How many lines in the records below contain the word "Koszyk"? Reply with that number only.

• ENTRIES PROVIDED:
----
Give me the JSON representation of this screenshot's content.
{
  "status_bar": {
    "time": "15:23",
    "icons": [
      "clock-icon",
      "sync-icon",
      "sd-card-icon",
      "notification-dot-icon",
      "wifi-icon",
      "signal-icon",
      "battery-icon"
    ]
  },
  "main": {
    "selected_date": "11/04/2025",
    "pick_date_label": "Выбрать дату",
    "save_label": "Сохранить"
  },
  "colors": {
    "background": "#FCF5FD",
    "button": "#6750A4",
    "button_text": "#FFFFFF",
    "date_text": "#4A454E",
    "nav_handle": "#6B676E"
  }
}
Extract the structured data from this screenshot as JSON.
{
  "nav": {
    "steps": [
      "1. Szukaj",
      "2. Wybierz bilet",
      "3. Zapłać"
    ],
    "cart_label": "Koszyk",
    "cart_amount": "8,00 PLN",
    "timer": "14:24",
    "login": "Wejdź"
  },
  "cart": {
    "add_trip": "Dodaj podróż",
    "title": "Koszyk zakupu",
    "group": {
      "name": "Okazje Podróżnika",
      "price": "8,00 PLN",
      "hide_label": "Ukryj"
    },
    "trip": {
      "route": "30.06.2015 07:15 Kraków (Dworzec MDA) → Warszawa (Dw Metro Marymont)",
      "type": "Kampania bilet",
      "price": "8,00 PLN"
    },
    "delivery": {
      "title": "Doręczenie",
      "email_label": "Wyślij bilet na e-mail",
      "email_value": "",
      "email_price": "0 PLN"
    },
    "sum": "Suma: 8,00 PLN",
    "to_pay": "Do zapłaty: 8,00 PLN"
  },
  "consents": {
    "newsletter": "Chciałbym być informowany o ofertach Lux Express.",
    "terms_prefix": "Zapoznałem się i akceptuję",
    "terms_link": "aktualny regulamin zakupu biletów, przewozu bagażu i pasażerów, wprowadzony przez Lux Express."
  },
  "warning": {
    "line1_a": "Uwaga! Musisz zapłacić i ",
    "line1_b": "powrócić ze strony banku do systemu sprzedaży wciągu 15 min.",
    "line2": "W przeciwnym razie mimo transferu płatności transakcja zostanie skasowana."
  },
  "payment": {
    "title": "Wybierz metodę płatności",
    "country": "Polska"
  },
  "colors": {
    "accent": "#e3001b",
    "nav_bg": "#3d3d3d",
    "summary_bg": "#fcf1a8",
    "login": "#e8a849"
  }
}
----
• THE ANSWER: 2